▶ **Available data**
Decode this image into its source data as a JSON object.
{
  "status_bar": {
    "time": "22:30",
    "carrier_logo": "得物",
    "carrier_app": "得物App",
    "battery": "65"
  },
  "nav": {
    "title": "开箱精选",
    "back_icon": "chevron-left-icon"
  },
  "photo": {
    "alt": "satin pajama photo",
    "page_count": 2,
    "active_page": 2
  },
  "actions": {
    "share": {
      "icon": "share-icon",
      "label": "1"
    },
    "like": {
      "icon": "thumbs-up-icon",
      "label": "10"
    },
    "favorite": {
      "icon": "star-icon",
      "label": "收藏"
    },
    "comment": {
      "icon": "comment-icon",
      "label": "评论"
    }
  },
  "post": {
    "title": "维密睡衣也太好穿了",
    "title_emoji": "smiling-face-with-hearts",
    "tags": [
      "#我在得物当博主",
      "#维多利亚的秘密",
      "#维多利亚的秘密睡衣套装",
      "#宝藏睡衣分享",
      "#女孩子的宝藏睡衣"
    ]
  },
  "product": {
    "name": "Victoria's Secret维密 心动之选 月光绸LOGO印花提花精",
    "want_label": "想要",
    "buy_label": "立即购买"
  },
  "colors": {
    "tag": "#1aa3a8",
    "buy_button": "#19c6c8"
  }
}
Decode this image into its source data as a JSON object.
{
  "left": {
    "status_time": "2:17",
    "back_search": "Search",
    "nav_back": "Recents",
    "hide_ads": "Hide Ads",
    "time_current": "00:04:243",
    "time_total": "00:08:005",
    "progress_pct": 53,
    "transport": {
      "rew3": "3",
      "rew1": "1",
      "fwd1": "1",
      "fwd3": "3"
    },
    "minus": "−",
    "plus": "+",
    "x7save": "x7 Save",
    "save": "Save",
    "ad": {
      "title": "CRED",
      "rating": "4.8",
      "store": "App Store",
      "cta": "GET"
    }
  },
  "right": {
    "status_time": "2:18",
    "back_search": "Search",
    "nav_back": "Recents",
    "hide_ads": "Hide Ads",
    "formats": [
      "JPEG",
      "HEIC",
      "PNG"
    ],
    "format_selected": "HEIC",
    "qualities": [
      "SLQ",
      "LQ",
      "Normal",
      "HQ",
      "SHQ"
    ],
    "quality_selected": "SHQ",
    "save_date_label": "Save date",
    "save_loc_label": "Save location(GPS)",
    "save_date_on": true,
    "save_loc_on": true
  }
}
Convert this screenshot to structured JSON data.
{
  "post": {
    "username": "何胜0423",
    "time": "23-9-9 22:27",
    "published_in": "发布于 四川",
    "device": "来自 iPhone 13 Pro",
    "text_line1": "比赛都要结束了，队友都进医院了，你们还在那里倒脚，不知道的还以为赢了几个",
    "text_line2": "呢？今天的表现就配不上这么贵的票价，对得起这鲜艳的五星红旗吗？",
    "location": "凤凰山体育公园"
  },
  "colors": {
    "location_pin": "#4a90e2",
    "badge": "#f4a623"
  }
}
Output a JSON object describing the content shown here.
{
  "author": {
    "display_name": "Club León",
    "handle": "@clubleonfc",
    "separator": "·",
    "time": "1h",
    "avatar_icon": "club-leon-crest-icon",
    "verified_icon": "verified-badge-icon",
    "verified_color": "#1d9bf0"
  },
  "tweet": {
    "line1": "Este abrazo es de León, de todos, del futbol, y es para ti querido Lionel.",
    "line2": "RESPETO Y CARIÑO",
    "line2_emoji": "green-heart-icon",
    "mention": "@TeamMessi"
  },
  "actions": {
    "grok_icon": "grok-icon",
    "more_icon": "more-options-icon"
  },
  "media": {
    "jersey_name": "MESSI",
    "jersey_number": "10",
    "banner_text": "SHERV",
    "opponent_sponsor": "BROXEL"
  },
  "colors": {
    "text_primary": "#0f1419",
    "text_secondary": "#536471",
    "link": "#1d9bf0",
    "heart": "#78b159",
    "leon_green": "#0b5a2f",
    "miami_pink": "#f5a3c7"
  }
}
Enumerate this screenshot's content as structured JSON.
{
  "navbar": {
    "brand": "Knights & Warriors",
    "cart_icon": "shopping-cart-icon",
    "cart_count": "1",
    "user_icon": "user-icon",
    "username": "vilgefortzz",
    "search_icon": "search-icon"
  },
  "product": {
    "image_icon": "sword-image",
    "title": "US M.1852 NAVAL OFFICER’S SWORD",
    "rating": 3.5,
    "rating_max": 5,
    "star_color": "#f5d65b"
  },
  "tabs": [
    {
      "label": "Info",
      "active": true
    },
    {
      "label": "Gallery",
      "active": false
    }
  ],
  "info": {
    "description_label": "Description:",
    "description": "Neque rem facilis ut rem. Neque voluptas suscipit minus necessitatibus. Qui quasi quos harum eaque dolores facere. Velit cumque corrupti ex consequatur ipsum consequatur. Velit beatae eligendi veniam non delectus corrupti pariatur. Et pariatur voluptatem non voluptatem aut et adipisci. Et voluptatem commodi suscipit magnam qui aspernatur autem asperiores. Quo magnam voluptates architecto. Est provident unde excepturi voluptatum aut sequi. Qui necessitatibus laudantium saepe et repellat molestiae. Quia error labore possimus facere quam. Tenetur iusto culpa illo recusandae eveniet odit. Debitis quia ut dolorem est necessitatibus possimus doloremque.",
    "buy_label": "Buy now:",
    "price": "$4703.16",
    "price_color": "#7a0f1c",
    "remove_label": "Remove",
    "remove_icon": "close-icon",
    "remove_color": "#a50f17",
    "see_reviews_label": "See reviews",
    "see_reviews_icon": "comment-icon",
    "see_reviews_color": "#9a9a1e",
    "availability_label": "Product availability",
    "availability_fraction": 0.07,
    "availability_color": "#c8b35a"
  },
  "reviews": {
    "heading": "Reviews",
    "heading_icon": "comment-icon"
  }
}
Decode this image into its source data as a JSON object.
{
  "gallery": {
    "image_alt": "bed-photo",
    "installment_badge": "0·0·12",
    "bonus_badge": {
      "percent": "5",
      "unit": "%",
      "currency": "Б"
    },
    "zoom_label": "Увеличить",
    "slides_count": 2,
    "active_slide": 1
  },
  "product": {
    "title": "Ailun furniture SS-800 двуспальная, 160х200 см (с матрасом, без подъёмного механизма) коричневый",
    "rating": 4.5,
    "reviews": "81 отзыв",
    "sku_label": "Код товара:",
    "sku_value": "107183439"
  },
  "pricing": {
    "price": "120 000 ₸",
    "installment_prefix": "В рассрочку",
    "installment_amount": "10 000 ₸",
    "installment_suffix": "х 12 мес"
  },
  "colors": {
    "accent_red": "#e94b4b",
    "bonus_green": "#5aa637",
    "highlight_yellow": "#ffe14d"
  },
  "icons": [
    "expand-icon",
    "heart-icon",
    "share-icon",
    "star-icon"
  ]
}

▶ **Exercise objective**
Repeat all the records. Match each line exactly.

▶ **Solution for this exercise**
Decode this image into its source data as a JSON object.
{
  "status_bar": {
    "time": "22:30",
    "carrier_logo": "得物",
    "carrier_app": "得物App",
    "battery": "65"
  },
  "nav": {
    "title": "开箱精选",
    "back_icon": "chevron-left-icon"
  },
  "photo": {
    "alt": "satin pajama photo",
    "page_count": 2,
    "active_page": 2
  },
  "actions": {
    "share": {
      "icon": "share-icon",
      "label": "1"
    },
    "like": {
      "icon": "thumbs-up-icon",
      "label": "10"
    },
    "favorite": {
      "icon": "star-icon",
      "label": "收藏"
    },
    "comment": {
      "icon": "comment-icon",
      "label": "评论"
    }
  },
  "post": {
    "title": "维密睡衣也太好穿了",
    "title_emoji": "smiling-face-with-hearts",
    "tags": [
      "#我在得物当博主",
      "#维多利亚的秘密",
      "#维多利亚的秘密睡衣套装",
      "#宝藏睡衣分享",
      "#女孩子的宝藏睡衣"
    ]
  },
  "product": {
    "name": "Victoria's Secret维密 心动之选 月光绸LOGO印花提花精",
    "want_label": "想要",
    "buy_label": "立即购买"
  },
  "colors": {
    "tag": "#1aa3a8",
    "buy_button": "#19c6c8"
  }
}
Decode this image into its source data as a JSON object.
{
  "left": {
    "status_time": "2:17",
    "back_search": "Search",
    "nav_back": "Recents",
    "hide_ads": "Hide Ads",
    "time_current": "00:04:243",
    "time_total": "00:08:005",
    "progress_pct": 53,
    "transport": {
      "rew3": "3",
      "rew1": "1",
      "fwd1": "1",
      "fwd3": "3"
    },
    "minus": "−",
    "plus": "+",
    "x7save": "x7 Save",
    "save": "Save",
    "ad": {
      "title": "CRED",
      "rating": "4.8",
      "store": "App Store",
      "cta": "GET"
    }
  },
  "right": {
    "status_time": "2:18",
    "back_search": "Search",
    "nav_back": "Recents",
    "hide_ads": "Hide Ads",
    "formats": [
      "JPEG",
      "HEIC",
      "PNG"
    ],
    "format_selected": "HEIC",
    "qualities": [
      "SLQ",
      "LQ",
      "Normal",
      "HQ",
      "SHQ"
    ],
    "quality_selected": "SHQ",
    "save_date_label": "Save date",
    "save_loc_label": "Save location(GPS)",
    "save_date_on": true,
    "save_loc_on": true
  }
}
Convert this screenshot to structured JSON data.
{
  "post": {
    "username": "何胜0423",
    "time": "23-9-9 22:27",
    "published_in": "发布于 四川",
    "device": "来自 iPhone 13 Pro",
    "text_line1": "比赛都要结束了，队友都进医院了，你们还在那里倒脚，不知道的还以为赢了几个",
    "text_line2": "呢？今天的表现就配不上这么贵的票价，对得起这鲜艳的五星红旗吗？",
    "location": "凤凰山体育公园"
  },
  "colors": {
    "location_pin": "#4a90e2",
    "badge": "#f4a623"
  }
}
Output a JSON object describing the content shown here.
{
  "author": {
    "display_name": "Club León",
    "handle": "@clubleonfc",
    "separator": "·",
    "time": "1h",
    "avatar_icon": "club-leon-crest-icon",
    "verified_icon": "verified-badge-icon",
    "verified_color": "#1d9bf0"
  },
  "tweet": {
    "line1": "Este abrazo es de León, de todos, del futbol, y es para ti querido Lionel.",
    "line2": "RESPETO Y CARIÑO",
    "line2_emoji": "green-heart-icon",
    "mention": "@TeamMessi"
  },
  "actions": {
    "grok_icon": "grok-icon",
    "more_icon": "more-options-icon"
  },
  "media": {
    "jersey_name": "MESSI",
    "jersey_number": "10",
    "banner_text": "SHERV",
    "opponent_sponsor": "BROXEL"
  },
  "colors": {
    "text_primary": "#0f1419",
    "text_secondary": "#536471",
    "link": "#1d9bf0",
    "heart": "#78b159",
    "leon_green": "#0b5a2f",
    "miami_pink": "#f5a3c7"
  }
}
Enumerate this screenshot's content as structured JSON.
{
  "navbar": {
    "brand": "Knights & Warriors",
    "cart_icon": "shopping-cart-icon",
    "cart_count": "1",
    "user_icon": "user-icon",
    "username": "vilgefortzz",
    "search_icon": "search-icon"
  },
  "product": {
    "image_icon": "sword-image",
    "title": "US M.1852 NAVAL OFFICER’S SWORD",
    "rating": 3.5,
    "rating_max": 5,
    "star_color": "#f5d65b"
  },
  "tabs": [
    {
      "label": "Info",
      "active": true
    },
    {
      "label": "Gallery",
      "active": false
    }
  ],
  "info": {
    "description_label": "Description:",
    "description": "Neque rem facilis ut rem. Neque voluptas suscipit minus necessitatibus. Qui quasi quos harum eaque dolores facere. Velit cumque corrupti ex consequatur ipsum consequatur. Velit beatae eligendi veniam non delectus corrupti pariatur. Et pariatur voluptatem non voluptatem aut et adipisci. Et voluptatem commodi suscipit magnam qui aspernatur autem asperiores. Quo magnam voluptates architecto. Est provident unde excepturi voluptatum aut sequi. Qui necessitatibus laudantium saepe et repellat molestiae. Quia error labore possimus facere quam. Tenetur iusto culpa illo recusandae eveniet odit. Debitis quia ut dolorem est necessitatibus possimus doloremque.",
    "buy_label": "Buy now:",
    "price": "$4703.16",
    "price_color": "#7a0f1c",
    "remove_label": "Remove",
    "remove_icon": "close-icon",
    "remove_color": "#a50f17",
    "see_reviews_label": "See reviews",
    "see_reviews_icon": "comment-icon",
    "see_reviews_color": "#9a9a1e",
    "availability_label": "Product availability",
    "availability_fraction": 0.07,
    "availability_color": "#c8b35a"
  },
  "reviews": {
    "heading": "Reviews",
    "heading_icon": "comment-icon"
  }
}
Decode this image into its source data as a JSON object.
{
  "gallery": {
    "image_alt": "bed-photo",
    "installment_badge": "0·0·12",
    "bonus_badge": {
      "percent": "5",
      "unit": "%",
      "currency": "Б"
    },
    "zoom_label": "Увеличить",
    "slides_count": 2,
    "active_slide": 1
  },
  "product": {
    "title": "Ailun furniture SS-800 двуспальная, 160х200 см (с матрасом, без подъёмного механизма) коричневый",
    "rating": 4.5,
    "reviews": "81 отзыв",
    "sku_label": "Код товара:",
    "sku_value": "107183439"
  },
  "pricing": {
    "price": "120 000 ₸",
    "installment_prefix": "В рассрочку",
    "installment_amount": "10 000 ₸",
    "installment_suffix": "х 12 мес"
  },
  "colors": {
    "accent_red": "#e94b4b",
    "bonus_green": "#5aa637",
    "highlight_yellow": "#ffe14d"
  },
  "icons": [
    "expand-icon",
    "heart-icon",
    "share-icon",
    "star-icon"
  ]
}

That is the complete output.